ABOUT THIS EXERCISE: Reproduce, exactly and in full, the records that follow, minus any pictures.
Top of RECORDS SUPPLIED
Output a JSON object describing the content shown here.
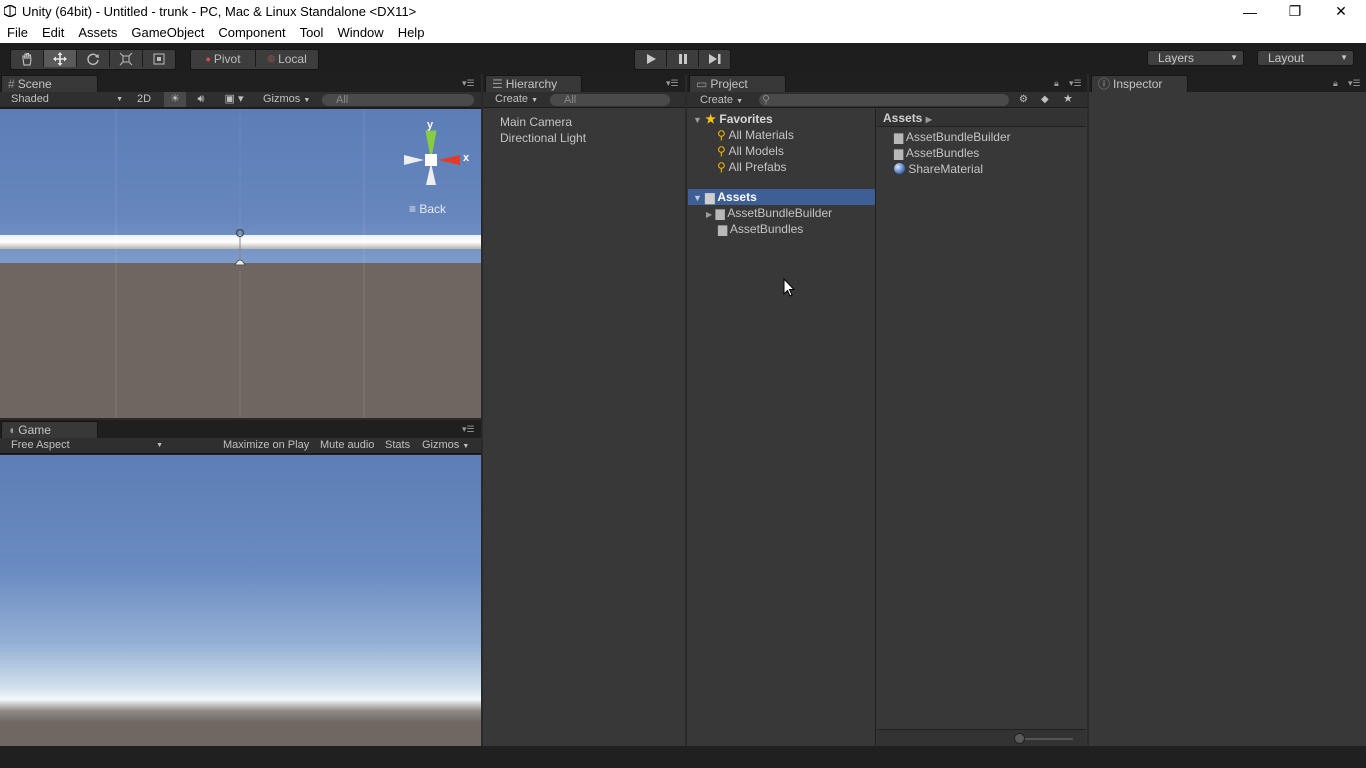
{
  "window": {
    "title": "Unity (64bit) - Untitled - trunk - PC, Mac & Linux Standalone <DX11>",
    "minimize": "—",
    "restore": "❐",
    "close": "✕"
  },
  "menu": [
    "File",
    "Edit",
    "Assets",
    "GameObject",
    "Component",
    "Tool",
    "Window",
    "Help"
  ],
  "toolbar": {
    "transform_tools": [
      "hand-icon",
      "move-icon",
      "rotate-icon",
      "scale-icon",
      "rect-icon"
    ],
    "pivot_label": "Pivot",
    "local_label": "Local",
    "layers_label": "Layers",
    "layout_label": "Layout"
  },
  "scene": {
    "tab_label": "Scene",
    "shading": "Shaded",
    "mode_2d": "2D",
    "gizmos_label": "Gizmos",
    "search_placeholder": "All",
    "gizmo_y": "y",
    "gizmo_x": "x",
    "back_label": "Back"
  },
  "game": {
    "tab_label": "Game",
    "aspect": "Free Aspect",
    "maximize_on_play": "Maximize on Play",
    "mute_audio": "Mute audio",
    "stats": "Stats",
    "gizmos_label": "Gizmos"
  },
  "hierarchy": {
    "tab_label": "Hierarchy",
    "create_label": "Create",
    "search_placeholder": "All",
    "items": [
      "Main Camera",
      "Directional Light"
    ]
  },
  "project": {
    "tab_label": "Project",
    "create_label": "Create",
    "favorites_label": "Favorites",
    "favorites": [
      "All Materials",
      "All Models",
      "All Prefabs"
    ],
    "assets_label": "Assets",
    "asset_folders": [
      "AssetBundleBuilder",
      "AssetBundles"
    ],
    "breadcrumb": "Assets",
    "assets_list": [
      {
        "name": "AssetBundleBuilder",
        "icon": "folder-icon"
      },
      {
        "name": "AssetBundles",
        "icon": "folder-icon"
      },
      {
        "name": "ShareMaterial",
        "icon": "material-sphere-icon"
      }
    ]
  },
  "inspector": {
    "tab_label": "Inspector"
  },
  "colors": {
    "selection": "#3e5f96",
    "panel_bg": "#383838",
    "toolbar_bg": "#1e1e1e"
  }
}
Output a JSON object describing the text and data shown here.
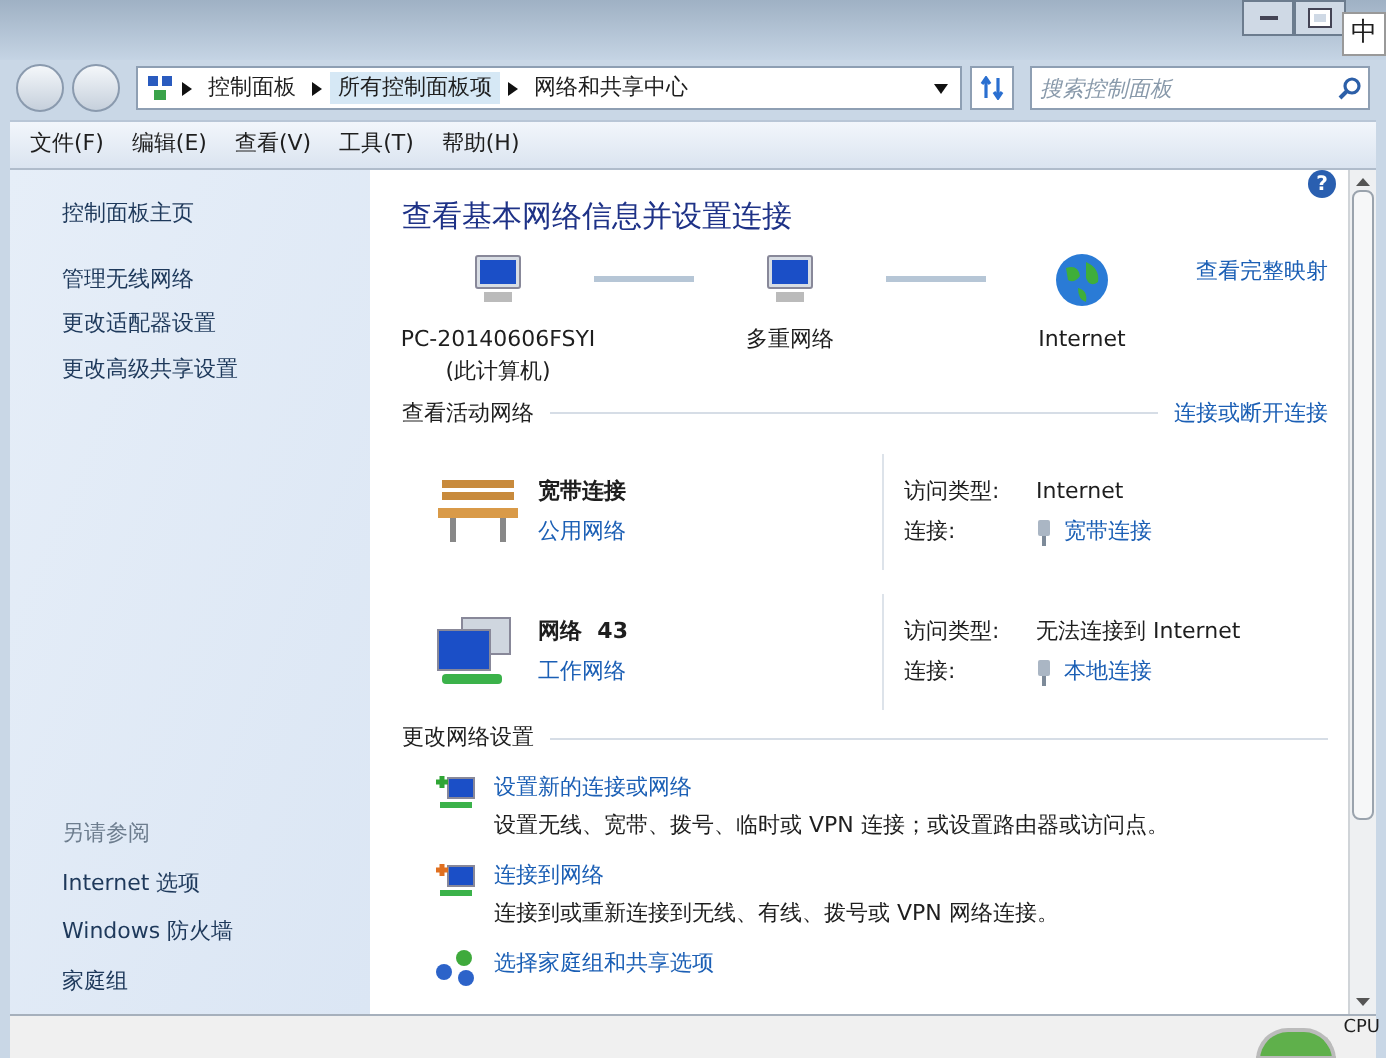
{
  "ime_indicator": "中",
  "address_bar": {
    "breadcrumbs": [
      {
        "label": "控制面板",
        "selected": false
      },
      {
        "label": "所有控制面板项",
        "selected": true
      },
      {
        "label": "网络和共享中心",
        "selected": false
      }
    ],
    "search": {
      "placeholder": "搜索控制面板"
    }
  },
  "menu_bar": [
    "文件(F)",
    "编辑(E)",
    "查看(V)",
    "工具(T)",
    "帮助(H)"
  ],
  "sidebar": {
    "items": [
      "控制面板主页",
      "管理无线网络",
      "更改适配器设置",
      "更改高级共享设置"
    ],
    "see_also": {
      "heading": "另请参阅",
      "items": [
        "Internet 选项",
        "Windows 防火墙",
        "家庭组"
      ]
    }
  },
  "main": {
    "title": "查看基本网络信息并设置连接",
    "map_link": "查看完整映射",
    "map_nodes": [
      {
        "kind": "computer",
        "label": "PC-20140606FSYI",
        "sublabel": "(此计算机)"
      },
      {
        "kind": "network",
        "label": "多重网络"
      },
      {
        "kind": "globe",
        "label": "Internet"
      }
    ],
    "active_networks": {
      "heading": "查看活动网络",
      "link": "连接或断开连接",
      "networks": [
        {
          "kind": "bench",
          "name": "宽带连接",
          "type": "公用网络",
          "access_label": "访问类型:",
          "access": "Internet",
          "connection_label": "连接:",
          "connection": "宽带连接"
        },
        {
          "kind": "computers",
          "name": "网络  43",
          "type": "工作网络",
          "access_label": "访问类型:",
          "access": "无法连接到 Internet",
          "connection_label": "连接:",
          "connection": "本地连接"
        }
      ]
    },
    "change_settings": {
      "heading": "更改网络设置",
      "tasks": [
        {
          "kind": "new",
          "title": "设置新的连接或网络",
          "description": "设置无线、宽带、拨号、临时或 VPN 连接；或设置路由器或访问点。"
        },
        {
          "kind": "connect",
          "title": "连接到网络",
          "description": "连接到或重新连接到无线、有线、拨号或 VPN 网络连接。"
        },
        {
          "kind": "homegroup",
          "title": "选择家庭组和共享选项"
        }
      ]
    }
  },
  "help_button": "?",
  "cpu_gadget": {
    "label": "CPU"
  }
}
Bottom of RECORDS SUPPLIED
OUTPUT FOR THIS EXERCISE:
Output a JSON object describing the content shown here.
{
  "window": {
    "title": "Unity (64bit) - Untitled - trunk - PC, Mac & Linux Standalone <DX11>",
    "minimize": "—",
    "restore": "❐",
    "close": "✕"
  },
  "menu": [
    "File",
    "Edit",
    "Assets",
    "GameObject",
    "Component",
    "Tool",
    "Window",
    "Help"
  ],
  "toolbar": {
    "transform_tools": [
      "hand-icon",
      "move-icon",
      "rotate-icon",
      "scale-icon",
      "rect-icon"
    ],
    "pivot_label": "Pivot",
    "local_label": "Local",
    "layers_label": "Layers",
    "layout_label": "Layout"
  },
  "scene": {
    "tab_label": "Scene",
    "shading": "Shaded",
    "mode_2d": "2D",
    "gizmos_label": "Gizmos",
    "search_placeholder": "All",
    "gizmo_y": "y",
    "gizmo_x": "x",
    "back_label": "Back"
  },
  "game": {
    "tab_label": "Game",
    "aspect": "Free Aspect",
    "maximize_on_play": "Maximize on Play",
    "mute_audio": "Mute audio",
    "stats": "Stats",
    "gizmos_label": "Gizmos"
  },
  "hierarchy": {
    "tab_label": "Hierarchy",
    "create_label": "Create",
    "search_placeholder": "All",
    "items": [
      "Main Camera",
      "Directional Light"
    ]
  },
  "project": {
    "tab_label": "Project",
    "create_label": "Create",
    "favorites_label": "Favorites",
    "favorites": [
      "All Materials",
      "All Models",
      "All Prefabs"
    ],
    "assets_label": "Assets",
    "asset_folders": [
      "AssetBundleBuilder",
      "AssetBundles"
    ],
    "breadcrumb": "Assets",
    "assets_list": [
      {
        "name": "AssetBundleBuilder",
        "icon": "folder-icon"
      },
      {
        "name": "AssetBundles",
        "icon": "folder-icon"
      },
      {
        "name": "ShareMaterial",
        "icon": "material-sphere-icon"
      }
    ]
  },
  "inspector": {
    "tab_label": "Inspector"
  },
  "colors": {
    "selection": "#3e5f96",
    "panel_bg": "#383838",
    "toolbar_bg": "#1e1e1e"
  }
}
Output a JSON object describing the text and data shown here.
{
  "ime_indicator": "中",
  "address_bar": {
    "breadcrumbs": [
      {
        "label": "控制面板",
        "selected": false
      },
      {
        "label": "所有控制面板项",
        "selected": true
      },
      {
        "label": "网络和共享中心",
        "selected": false
      }
    ],
    "search": {
      "placeholder": "搜索控制面板"
    }
  },
  "menu_bar": [
    "文件(F)",
    "编辑(E)",
    "查看(V)",
    "工具(T)",
    "帮助(H)"
  ],
  "sidebar": {
    "items": [
      "控制面板主页",
      "管理无线网络",
      "更改适配器设置",
      "更改高级共享设置"
    ],
    "see_also": {
      "heading": "另请参阅",
      "items": [
        "Internet 选项",
        "Windows 防火墙",
        "家庭组"
      ]
    }
  },
  "main": {
    "title": "查看基本网络信息并设置连接",
    "map_link": "查看完整映射",
    "map_nodes": [
      {
        "kind": "computer",
        "label": "PC-20140606FSYI",
        "sublabel": "(此计算机)"
      },
      {
        "kind": "network",
        "label": "多重网络"
      },
      {
        "kind": "globe",
        "label": "Internet"
      }
    ],
    "active_networks": {
      "heading": "查看活动网络",
      "link": "连接或断开连接",
      "networks": [
        {
          "kind": "bench",
          "name": "宽带连接",
          "type": "公用网络",
          "access_label": "访问类型:",
          "access": "Internet",
          "connection_label": "连接:",
          "connection": "宽带连接"
        },
        {
          "kind": "computers",
          "name": "网络  43",
          "type": "工作网络",
          "access_label": "访问类型:",
          "access": "无法连接到 Internet",
          "connection_label": "连接:",
          "connection": "本地连接"
        }
      ]
    },
    "change_settings": {
      "heading": "更改网络设置",
      "tasks": [
        {
          "kind": "new",
          "title": "设置新的连接或网络",
          "description": "设置无线、宽带、拨号、临时或 VPN 连接；或设置路由器或访问点。"
        },
        {
          "kind": "connect",
          "title": "连接到网络",
          "description": "连接到或重新连接到无线、有线、拨号或 VPN 网络连接。"
        },
        {
          "kind": "homegroup",
          "title": "选择家庭组和共享选项"
        }
      ]
    }
  },
  "help_button": "?",
  "cpu_gadget": {
    "label": "CPU"
  }
}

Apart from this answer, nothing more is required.